■ PROBLEM TO SOLVE
Where an image appears in the data, omit it and reproduce the rest exactly.

■ TASK DATA
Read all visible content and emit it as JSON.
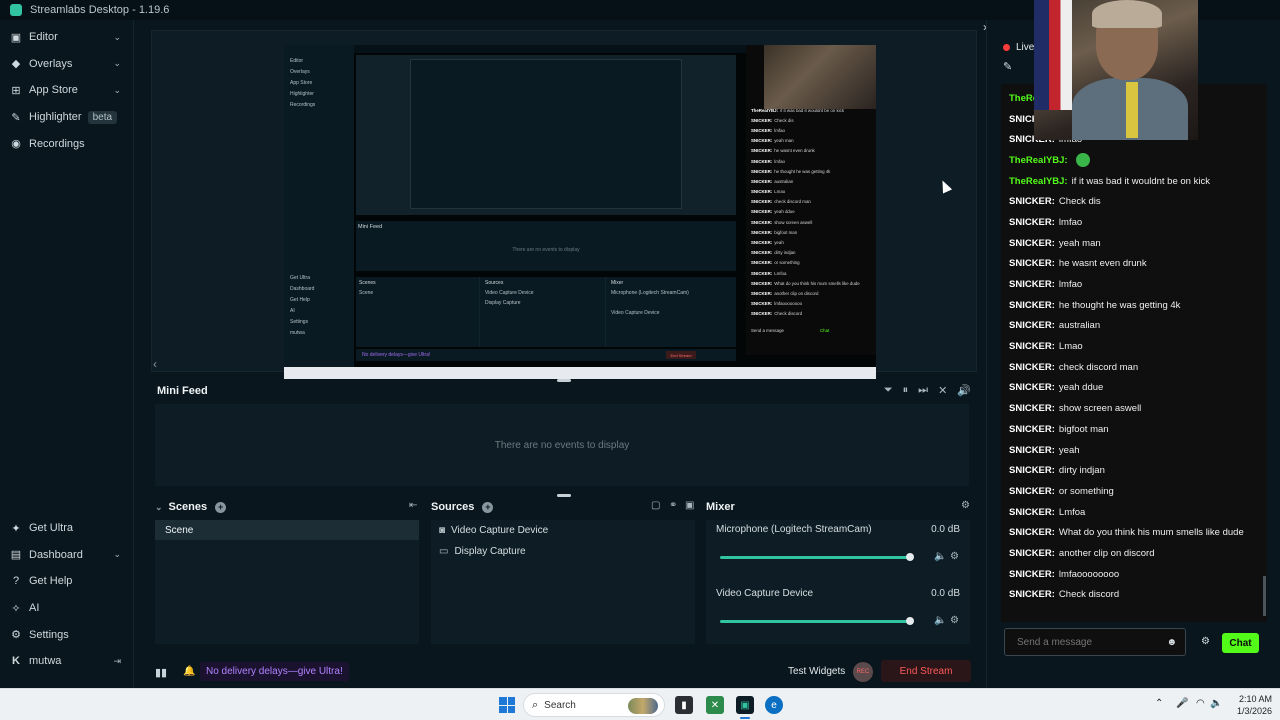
{
  "app": {
    "title": "Streamlabs Desktop - 1.19.6"
  },
  "nav": {
    "top": [
      {
        "label": "Editor",
        "icon": "editor-icon",
        "chevron": true
      },
      {
        "label": "Overlays",
        "icon": "overlays-icon",
        "chevron": true
      },
      {
        "label": "App Store",
        "icon": "appstore-icon",
        "chevron": true
      },
      {
        "label": "Highlighter",
        "icon": "highlighter-icon",
        "badge": "beta"
      },
      {
        "label": "Recordings",
        "icon": "recordings-icon"
      }
    ],
    "bottom": [
      {
        "label": "Get Ultra",
        "icon": "ultra-icon"
      },
      {
        "label": "Dashboard",
        "icon": "dashboard-icon",
        "chevron": true
      },
      {
        "label": "Get Help",
        "icon": "help-icon"
      },
      {
        "label": "AI",
        "icon": "ai-icon"
      },
      {
        "label": "Settings",
        "icon": "gear-icon"
      },
      {
        "label": "mutwa",
        "icon": "kick-icon"
      }
    ]
  },
  "minifeed": {
    "title": "Mini Feed",
    "empty": "There are no events to display"
  },
  "scenes": {
    "title": "Scenes",
    "items": [
      "Scene"
    ]
  },
  "sources": {
    "title": "Sources",
    "items": [
      {
        "label": "Video Capture Device",
        "icon": "camera-icon"
      },
      {
        "label": "Display Capture",
        "icon": "monitor-icon"
      }
    ]
  },
  "mixer": {
    "title": "Mixer",
    "items": [
      {
        "label": "Microphone (Logitech StreamCam)",
        "db": "0.0 dB",
        "level": 1.0
      },
      {
        "label": "Video Capture Device",
        "db": "0.0 dB",
        "level": 1.0
      }
    ]
  },
  "footer": {
    "ultra_pill": "No delivery delays—give Ultra!",
    "test_widgets": "Test Widgets",
    "rec_label": "REC",
    "end_stream": "End Stream"
  },
  "chat": {
    "live_label": "Live",
    "messages": [
      {
        "user": "TheRealYBJ:",
        "text": "",
        "green": true
      },
      {
        "user": "SNICKER:",
        "text": ""
      },
      {
        "user": "SNICKER:",
        "text": "lmfao"
      },
      {
        "user": "TheRealYBJ:",
        "text": "",
        "green": true,
        "emote": true
      },
      {
        "user": "TheRealYBJ:",
        "text": "if it was bad it wouldnt be on kick",
        "green": true
      },
      {
        "user": "SNICKER:",
        "text": "Check dis"
      },
      {
        "user": "SNICKER:",
        "text": "lmfao"
      },
      {
        "user": "SNICKER:",
        "text": "yeah man"
      },
      {
        "user": "SNICKER:",
        "text": "he wasnt even drunk"
      },
      {
        "user": "SNICKER:",
        "text": "lmfao"
      },
      {
        "user": "SNICKER:",
        "text": "he thought he was getting 4k"
      },
      {
        "user": "SNICKER:",
        "text": "australian"
      },
      {
        "user": "SNICKER:",
        "text": "Lmao"
      },
      {
        "user": "SNICKER:",
        "text": "check discord man"
      },
      {
        "user": "SNICKER:",
        "text": "yeah ddue"
      },
      {
        "user": "SNICKER:",
        "text": "show screen aswell"
      },
      {
        "user": "SNICKER:",
        "text": "bigfoot man"
      },
      {
        "user": "SNICKER:",
        "text": "yeah"
      },
      {
        "user": "SNICKER:",
        "text": "dirty indjan"
      },
      {
        "user": "SNICKER:",
        "text": "or something"
      },
      {
        "user": "SNICKER:",
        "text": "Lmfoa"
      },
      {
        "user": "SNICKER:",
        "text": "What do you think his mum smells like dude"
      },
      {
        "user": "SNICKER:",
        "text": "another clip on discord"
      },
      {
        "user": "SNICKER:",
        "text": "lmfaoooooooo"
      },
      {
        "user": "SNICKER:",
        "text": "Check discord"
      }
    ],
    "input_placeholder": "Send a message",
    "send_label": "Chat"
  },
  "taskbar": {
    "search_placeholder": "Search",
    "time": "2:10 AM",
    "date": "1/3/2026"
  },
  "preview": {
    "mini_feed": "Mini Feed",
    "empty": "There are no events to display",
    "scenes": "Scenes",
    "scene": "Scene",
    "sources": "Sources",
    "mixer": "Mixer",
    "src1": "Video Capture Device",
    "src2": "Display Capture",
    "mic": "Microphone (Logitech StreamCam)",
    "vcd": "Video Capture Device",
    "ultra": "No delivery delays—give Ultra!",
    "end": "End Stream",
    "send": "Send a message",
    "chat": "Chat"
  },
  "colors": {
    "accent": "#31c3a2",
    "kick_green": "#53fc18",
    "end_stream": "#ff5a5a",
    "ultra": "#b182ff"
  }
}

■ RESPONSE BELOW
Read all visible content and emit it as JSON.
{
  "app": {
    "title": "Streamlabs Desktop - 1.19.6"
  },
  "nav": {
    "top": [
      {
        "label": "Editor",
        "icon": "editor-icon",
        "chevron": true
      },
      {
        "label": "Overlays",
        "icon": "overlays-icon",
        "chevron": true
      },
      {
        "label": "App Store",
        "icon": "appstore-icon",
        "chevron": true
      },
      {
        "label": "Highlighter",
        "icon": "highlighter-icon",
        "badge": "beta"
      },
      {
        "label": "Recordings",
        "icon": "recordings-icon"
      }
    ],
    "bottom": [
      {
        "label": "Get Ultra",
        "icon": "ultra-icon"
      },
      {
        "label": "Dashboard",
        "icon": "dashboard-icon",
        "chevron": true
      },
      {
        "label": "Get Help",
        "icon": "help-icon"
      },
      {
        "label": "AI",
        "icon": "ai-icon"
      },
      {
        "label": "Settings",
        "icon": "gear-icon"
      },
      {
        "label": "mutwa",
        "icon": "kick-icon"
      }
    ]
  },
  "minifeed": {
    "title": "Mini Feed",
    "empty": "There are no events to display"
  },
  "scenes": {
    "title": "Scenes",
    "items": [
      "Scene"
    ]
  },
  "sources": {
    "title": "Sources",
    "items": [
      {
        "label": "Video Capture Device",
        "icon": "camera-icon"
      },
      {
        "label": "Display Capture",
        "icon": "monitor-icon"
      }
    ]
  },
  "mixer": {
    "title": "Mixer",
    "items": [
      {
        "label": "Microphone (Logitech StreamCam)",
        "db": "0.0 dB",
        "level": 1.0
      },
      {
        "label": "Video Capture Device",
        "db": "0.0 dB",
        "level": 1.0
      }
    ]
  },
  "footer": {
    "ultra_pill": "No delivery delays—give Ultra!",
    "test_widgets": "Test Widgets",
    "rec_label": "REC",
    "end_stream": "End Stream"
  },
  "chat": {
    "live_label": "Live",
    "messages": [
      {
        "user": "TheRealYBJ:",
        "text": "",
        "green": true
      },
      {
        "user": "SNICKER:",
        "text": ""
      },
      {
        "user": "SNICKER:",
        "text": "lmfao"
      },
      {
        "user": "TheRealYBJ:",
        "text": "",
        "green": true,
        "emote": true
      },
      {
        "user": "TheRealYBJ:",
        "text": "if it was bad it wouldnt be on kick",
        "green": true
      },
      {
        "user": "SNICKER:",
        "text": "Check dis"
      },
      {
        "user": "SNICKER:",
        "text": "lmfao"
      },
      {
        "user": "SNICKER:",
        "text": "yeah man"
      },
      {
        "user": "SNICKER:",
        "text": "he wasnt even drunk"
      },
      {
        "user": "SNICKER:",
        "text": "lmfao"
      },
      {
        "user": "SNICKER:",
        "text": "he thought he was getting 4k"
      },
      {
        "user": "SNICKER:",
        "text": "australian"
      },
      {
        "user": "SNICKER:",
        "text": "Lmao"
      },
      {
        "user": "SNICKER:",
        "text": "check discord man"
      },
      {
        "user": "SNICKER:",
        "text": "yeah ddue"
      },
      {
        "user": "SNICKER:",
        "text": "show screen aswell"
      },
      {
        "user": "SNICKER:",
        "text": "bigfoot man"
      },
      {
        "user": "SNICKER:",
        "text": "yeah"
      },
      {
        "user": "SNICKER:",
        "text": "dirty indjan"
      },
      {
        "user": "SNICKER:",
        "text": "or something"
      },
      {
        "user": "SNICKER:",
        "text": "Lmfoa"
      },
      {
        "user": "SNICKER:",
        "text": "What do you think his mum smells like dude"
      },
      {
        "user": "SNICKER:",
        "text": "another clip on discord"
      },
      {
        "user": "SNICKER:",
        "text": "lmfaoooooooo"
      },
      {
        "user": "SNICKER:",
        "text": "Check discord"
      }
    ],
    "input_placeholder": "Send a message",
    "send_label": "Chat"
  },
  "taskbar": {
    "search_placeholder": "Search",
    "time": "2:10 AM",
    "date": "1/3/2026"
  },
  "preview": {
    "mini_feed": "Mini Feed",
    "empty": "There are no events to display",
    "scenes": "Scenes",
    "scene": "Scene",
    "sources": "Sources",
    "mixer": "Mixer",
    "src1": "Video Capture Device",
    "src2": "Display Capture",
    "mic": "Microphone (Logitech StreamCam)",
    "vcd": "Video Capture Device",
    "ultra": "No delivery delays—give Ultra!",
    "end": "End Stream",
    "send": "Send a message",
    "chat": "Chat"
  },
  "colors": {
    "accent": "#31c3a2",
    "kick_green": "#53fc18",
    "end_stream": "#ff5a5a",
    "ultra": "#b182ff"
  }
}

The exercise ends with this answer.